→ **EXERCISE OBJECTIVE**: Scan the data below and state how many of its lines contain the word "apps", giving only the figure.

Dataset rows describing interfaces:
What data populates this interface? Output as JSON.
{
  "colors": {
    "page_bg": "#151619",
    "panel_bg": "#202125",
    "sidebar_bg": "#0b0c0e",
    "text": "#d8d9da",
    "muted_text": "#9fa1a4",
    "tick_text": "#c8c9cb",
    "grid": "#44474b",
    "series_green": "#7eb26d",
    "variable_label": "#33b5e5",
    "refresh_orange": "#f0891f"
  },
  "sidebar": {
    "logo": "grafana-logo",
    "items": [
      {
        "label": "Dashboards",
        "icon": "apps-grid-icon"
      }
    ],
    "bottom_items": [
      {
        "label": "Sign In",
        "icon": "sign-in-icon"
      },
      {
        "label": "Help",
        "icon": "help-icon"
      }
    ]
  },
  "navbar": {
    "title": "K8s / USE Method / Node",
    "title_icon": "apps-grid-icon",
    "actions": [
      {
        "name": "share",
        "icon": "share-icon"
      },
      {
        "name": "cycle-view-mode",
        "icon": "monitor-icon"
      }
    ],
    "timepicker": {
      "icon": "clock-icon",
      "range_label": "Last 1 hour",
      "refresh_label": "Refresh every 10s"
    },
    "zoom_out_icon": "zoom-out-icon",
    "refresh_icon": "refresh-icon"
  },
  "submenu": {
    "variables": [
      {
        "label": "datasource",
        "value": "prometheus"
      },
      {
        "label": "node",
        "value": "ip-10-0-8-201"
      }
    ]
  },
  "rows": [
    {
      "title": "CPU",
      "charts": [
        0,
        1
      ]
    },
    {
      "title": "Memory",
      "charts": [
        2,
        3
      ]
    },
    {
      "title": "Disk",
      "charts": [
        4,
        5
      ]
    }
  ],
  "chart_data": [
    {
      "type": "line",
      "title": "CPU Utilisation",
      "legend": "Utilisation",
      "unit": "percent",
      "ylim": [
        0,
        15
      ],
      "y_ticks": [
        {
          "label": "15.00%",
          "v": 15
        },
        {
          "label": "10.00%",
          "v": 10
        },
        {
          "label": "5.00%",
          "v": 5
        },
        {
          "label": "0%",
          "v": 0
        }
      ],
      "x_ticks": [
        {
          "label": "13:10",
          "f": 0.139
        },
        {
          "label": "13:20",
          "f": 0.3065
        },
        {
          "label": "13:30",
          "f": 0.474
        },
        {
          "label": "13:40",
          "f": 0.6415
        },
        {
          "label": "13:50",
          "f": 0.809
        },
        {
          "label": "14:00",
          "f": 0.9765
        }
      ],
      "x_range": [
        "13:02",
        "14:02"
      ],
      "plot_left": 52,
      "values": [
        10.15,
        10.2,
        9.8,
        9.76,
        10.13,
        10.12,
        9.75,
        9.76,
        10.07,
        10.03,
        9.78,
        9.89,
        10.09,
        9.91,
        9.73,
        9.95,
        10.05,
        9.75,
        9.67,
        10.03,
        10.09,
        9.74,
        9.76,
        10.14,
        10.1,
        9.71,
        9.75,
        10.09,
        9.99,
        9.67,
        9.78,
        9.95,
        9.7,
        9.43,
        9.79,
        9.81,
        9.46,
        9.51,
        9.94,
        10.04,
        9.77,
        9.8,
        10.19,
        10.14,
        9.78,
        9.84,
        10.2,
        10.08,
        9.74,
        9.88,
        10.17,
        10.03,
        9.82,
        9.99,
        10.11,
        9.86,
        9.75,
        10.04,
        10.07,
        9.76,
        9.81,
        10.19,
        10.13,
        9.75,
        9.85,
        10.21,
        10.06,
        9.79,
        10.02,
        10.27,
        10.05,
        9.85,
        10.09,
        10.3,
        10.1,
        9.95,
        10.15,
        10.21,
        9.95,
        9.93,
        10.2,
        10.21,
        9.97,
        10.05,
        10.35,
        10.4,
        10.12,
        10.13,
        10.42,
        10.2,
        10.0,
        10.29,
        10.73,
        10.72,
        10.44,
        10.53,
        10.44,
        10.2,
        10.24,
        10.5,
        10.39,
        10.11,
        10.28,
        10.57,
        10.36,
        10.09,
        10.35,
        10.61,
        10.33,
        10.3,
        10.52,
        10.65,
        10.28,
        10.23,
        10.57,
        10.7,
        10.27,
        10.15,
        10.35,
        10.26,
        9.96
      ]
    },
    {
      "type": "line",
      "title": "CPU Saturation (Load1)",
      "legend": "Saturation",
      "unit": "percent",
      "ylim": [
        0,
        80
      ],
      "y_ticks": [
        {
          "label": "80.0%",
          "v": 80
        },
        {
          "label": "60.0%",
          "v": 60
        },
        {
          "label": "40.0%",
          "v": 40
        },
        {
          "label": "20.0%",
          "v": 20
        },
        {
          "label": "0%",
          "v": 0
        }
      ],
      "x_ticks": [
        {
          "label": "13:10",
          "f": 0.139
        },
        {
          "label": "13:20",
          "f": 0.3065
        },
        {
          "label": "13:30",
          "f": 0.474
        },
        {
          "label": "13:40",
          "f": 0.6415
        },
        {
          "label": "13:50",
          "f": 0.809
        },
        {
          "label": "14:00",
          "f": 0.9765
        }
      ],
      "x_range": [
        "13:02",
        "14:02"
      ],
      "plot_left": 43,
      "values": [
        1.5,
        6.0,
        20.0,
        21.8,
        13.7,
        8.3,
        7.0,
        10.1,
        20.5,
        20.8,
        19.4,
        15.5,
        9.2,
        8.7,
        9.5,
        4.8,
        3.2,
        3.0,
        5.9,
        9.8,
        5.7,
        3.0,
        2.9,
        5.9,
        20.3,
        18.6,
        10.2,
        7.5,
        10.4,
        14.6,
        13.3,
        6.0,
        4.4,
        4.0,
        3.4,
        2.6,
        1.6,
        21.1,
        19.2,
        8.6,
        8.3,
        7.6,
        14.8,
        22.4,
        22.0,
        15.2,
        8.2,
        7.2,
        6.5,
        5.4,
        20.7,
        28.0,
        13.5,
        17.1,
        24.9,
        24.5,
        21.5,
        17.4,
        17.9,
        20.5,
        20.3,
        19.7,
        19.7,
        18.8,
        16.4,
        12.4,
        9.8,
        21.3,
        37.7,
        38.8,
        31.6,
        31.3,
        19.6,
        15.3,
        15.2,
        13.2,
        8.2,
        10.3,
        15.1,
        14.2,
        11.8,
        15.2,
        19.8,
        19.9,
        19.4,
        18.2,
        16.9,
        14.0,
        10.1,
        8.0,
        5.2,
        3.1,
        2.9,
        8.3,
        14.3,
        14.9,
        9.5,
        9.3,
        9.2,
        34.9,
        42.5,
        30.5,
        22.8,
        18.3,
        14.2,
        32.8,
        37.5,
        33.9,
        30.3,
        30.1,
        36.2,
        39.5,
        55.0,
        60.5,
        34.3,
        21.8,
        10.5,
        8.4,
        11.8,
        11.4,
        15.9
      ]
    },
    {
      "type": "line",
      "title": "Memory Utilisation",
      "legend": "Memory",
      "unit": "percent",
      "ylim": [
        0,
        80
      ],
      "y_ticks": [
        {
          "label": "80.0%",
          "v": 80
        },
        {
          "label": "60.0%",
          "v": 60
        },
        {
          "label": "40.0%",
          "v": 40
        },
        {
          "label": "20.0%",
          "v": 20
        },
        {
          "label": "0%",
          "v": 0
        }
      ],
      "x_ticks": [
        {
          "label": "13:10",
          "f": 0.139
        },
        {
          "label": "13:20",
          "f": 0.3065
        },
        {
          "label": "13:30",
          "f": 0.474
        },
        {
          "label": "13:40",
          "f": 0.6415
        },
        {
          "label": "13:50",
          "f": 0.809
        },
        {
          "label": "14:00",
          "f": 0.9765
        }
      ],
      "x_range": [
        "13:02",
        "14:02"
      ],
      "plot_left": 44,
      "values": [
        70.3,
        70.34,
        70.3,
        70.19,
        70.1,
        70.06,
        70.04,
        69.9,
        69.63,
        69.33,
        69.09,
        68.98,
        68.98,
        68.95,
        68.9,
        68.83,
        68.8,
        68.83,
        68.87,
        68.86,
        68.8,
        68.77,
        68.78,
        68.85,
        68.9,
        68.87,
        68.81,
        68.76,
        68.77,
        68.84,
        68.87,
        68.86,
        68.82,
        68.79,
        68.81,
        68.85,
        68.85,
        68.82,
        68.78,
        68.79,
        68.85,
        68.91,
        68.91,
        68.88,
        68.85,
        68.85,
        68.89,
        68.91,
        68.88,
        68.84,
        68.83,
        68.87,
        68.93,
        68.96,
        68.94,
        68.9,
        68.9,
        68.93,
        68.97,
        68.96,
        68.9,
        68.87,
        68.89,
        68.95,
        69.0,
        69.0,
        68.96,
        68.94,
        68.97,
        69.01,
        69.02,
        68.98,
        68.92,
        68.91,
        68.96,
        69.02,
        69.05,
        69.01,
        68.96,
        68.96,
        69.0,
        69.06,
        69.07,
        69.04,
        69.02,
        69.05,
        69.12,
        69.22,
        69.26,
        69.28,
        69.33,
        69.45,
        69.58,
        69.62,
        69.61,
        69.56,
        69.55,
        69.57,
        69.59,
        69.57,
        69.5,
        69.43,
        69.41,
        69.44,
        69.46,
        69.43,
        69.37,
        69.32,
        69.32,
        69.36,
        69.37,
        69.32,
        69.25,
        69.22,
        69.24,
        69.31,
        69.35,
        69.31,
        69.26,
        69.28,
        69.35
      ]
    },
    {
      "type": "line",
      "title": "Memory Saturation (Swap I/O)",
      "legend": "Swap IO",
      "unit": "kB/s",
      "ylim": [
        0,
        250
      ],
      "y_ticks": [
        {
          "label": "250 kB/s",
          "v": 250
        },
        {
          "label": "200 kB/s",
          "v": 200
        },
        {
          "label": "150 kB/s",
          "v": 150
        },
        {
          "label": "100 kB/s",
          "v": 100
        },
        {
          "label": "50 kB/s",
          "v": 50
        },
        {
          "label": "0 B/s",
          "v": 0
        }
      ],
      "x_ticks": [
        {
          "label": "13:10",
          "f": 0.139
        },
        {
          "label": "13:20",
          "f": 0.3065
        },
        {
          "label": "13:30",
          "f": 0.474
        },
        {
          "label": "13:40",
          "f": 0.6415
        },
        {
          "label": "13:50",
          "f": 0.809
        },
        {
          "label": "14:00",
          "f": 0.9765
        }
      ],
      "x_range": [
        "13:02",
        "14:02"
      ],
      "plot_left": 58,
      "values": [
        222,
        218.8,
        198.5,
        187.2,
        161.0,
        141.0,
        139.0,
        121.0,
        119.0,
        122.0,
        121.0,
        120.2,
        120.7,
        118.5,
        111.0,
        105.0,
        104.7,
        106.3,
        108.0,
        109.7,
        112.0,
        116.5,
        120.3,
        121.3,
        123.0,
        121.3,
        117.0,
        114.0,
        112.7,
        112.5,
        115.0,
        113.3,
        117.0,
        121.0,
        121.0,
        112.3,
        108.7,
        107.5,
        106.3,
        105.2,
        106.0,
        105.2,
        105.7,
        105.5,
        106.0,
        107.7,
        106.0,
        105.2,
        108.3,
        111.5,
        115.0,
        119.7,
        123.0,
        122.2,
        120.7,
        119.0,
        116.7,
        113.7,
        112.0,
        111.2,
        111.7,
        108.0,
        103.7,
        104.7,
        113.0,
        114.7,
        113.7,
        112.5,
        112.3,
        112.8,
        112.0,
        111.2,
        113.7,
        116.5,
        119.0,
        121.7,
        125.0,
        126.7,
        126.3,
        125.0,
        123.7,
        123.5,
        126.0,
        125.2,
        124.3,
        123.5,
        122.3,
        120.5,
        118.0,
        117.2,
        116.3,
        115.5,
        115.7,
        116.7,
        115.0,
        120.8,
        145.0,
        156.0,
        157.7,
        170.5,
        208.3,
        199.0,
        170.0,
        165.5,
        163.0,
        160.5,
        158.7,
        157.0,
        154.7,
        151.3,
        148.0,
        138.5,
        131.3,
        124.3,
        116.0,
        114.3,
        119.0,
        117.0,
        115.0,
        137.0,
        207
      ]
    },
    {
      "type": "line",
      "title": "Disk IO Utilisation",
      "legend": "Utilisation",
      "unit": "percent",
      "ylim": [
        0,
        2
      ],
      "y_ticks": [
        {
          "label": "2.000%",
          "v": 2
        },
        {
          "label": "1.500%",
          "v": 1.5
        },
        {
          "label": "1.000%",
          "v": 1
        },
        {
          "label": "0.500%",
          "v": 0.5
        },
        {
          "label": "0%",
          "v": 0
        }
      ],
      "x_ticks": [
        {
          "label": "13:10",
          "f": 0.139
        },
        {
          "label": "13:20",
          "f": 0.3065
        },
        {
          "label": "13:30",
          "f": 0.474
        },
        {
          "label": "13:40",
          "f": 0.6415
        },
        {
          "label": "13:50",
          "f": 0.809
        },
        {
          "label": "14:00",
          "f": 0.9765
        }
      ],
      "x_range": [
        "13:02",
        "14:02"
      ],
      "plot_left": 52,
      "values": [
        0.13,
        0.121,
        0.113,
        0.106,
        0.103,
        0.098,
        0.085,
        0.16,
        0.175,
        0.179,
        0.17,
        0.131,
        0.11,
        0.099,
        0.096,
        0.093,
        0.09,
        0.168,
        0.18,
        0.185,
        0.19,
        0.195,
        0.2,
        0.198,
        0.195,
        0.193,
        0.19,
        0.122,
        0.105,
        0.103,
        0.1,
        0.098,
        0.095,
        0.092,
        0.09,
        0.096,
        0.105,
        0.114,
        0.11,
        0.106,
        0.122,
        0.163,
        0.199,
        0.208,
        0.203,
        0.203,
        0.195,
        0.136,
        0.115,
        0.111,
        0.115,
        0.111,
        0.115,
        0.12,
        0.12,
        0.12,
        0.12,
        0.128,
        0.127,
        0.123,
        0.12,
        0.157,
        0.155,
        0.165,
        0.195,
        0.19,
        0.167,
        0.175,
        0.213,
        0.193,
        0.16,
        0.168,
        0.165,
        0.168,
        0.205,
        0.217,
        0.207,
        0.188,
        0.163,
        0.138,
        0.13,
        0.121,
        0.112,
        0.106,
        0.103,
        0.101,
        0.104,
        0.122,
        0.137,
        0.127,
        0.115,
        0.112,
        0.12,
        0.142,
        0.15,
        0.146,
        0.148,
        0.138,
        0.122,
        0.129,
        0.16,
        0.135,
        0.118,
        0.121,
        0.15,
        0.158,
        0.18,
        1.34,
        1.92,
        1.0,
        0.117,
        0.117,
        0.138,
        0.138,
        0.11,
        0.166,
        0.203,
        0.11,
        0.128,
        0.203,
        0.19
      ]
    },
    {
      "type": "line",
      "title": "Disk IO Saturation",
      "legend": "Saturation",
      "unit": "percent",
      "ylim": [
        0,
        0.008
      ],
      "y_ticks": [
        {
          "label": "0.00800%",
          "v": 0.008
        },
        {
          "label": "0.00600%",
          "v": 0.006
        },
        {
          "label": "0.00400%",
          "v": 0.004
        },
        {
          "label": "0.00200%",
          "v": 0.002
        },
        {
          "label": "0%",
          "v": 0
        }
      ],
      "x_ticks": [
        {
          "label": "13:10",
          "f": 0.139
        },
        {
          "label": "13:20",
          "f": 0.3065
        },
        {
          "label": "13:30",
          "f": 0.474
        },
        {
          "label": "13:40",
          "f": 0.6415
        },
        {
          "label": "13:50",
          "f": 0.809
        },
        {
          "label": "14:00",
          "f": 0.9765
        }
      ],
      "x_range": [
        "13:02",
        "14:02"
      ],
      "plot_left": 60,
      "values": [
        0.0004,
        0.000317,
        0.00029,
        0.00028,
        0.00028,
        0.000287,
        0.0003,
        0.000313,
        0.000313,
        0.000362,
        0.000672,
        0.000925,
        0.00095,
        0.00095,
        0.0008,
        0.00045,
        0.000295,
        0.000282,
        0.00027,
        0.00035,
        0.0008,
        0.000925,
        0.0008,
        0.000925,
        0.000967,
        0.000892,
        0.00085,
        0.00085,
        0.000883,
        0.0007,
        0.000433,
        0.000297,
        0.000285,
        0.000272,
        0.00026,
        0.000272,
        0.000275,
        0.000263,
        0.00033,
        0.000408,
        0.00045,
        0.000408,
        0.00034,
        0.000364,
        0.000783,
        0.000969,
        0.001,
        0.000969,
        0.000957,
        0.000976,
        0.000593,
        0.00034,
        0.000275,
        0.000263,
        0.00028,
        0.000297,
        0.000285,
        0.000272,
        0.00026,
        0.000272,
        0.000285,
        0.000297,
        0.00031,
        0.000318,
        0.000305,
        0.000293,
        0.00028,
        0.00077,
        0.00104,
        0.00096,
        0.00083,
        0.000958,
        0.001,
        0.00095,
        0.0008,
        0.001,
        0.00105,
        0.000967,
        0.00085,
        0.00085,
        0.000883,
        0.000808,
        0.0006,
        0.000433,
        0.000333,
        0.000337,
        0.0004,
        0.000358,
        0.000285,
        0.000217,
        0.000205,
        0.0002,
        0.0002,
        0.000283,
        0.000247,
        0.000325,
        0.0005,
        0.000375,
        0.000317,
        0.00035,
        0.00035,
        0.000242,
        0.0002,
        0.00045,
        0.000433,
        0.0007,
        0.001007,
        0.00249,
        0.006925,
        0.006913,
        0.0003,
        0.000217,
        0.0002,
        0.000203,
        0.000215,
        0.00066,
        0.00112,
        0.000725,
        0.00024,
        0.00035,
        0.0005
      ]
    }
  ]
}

→ **TASK ANSWER**: 2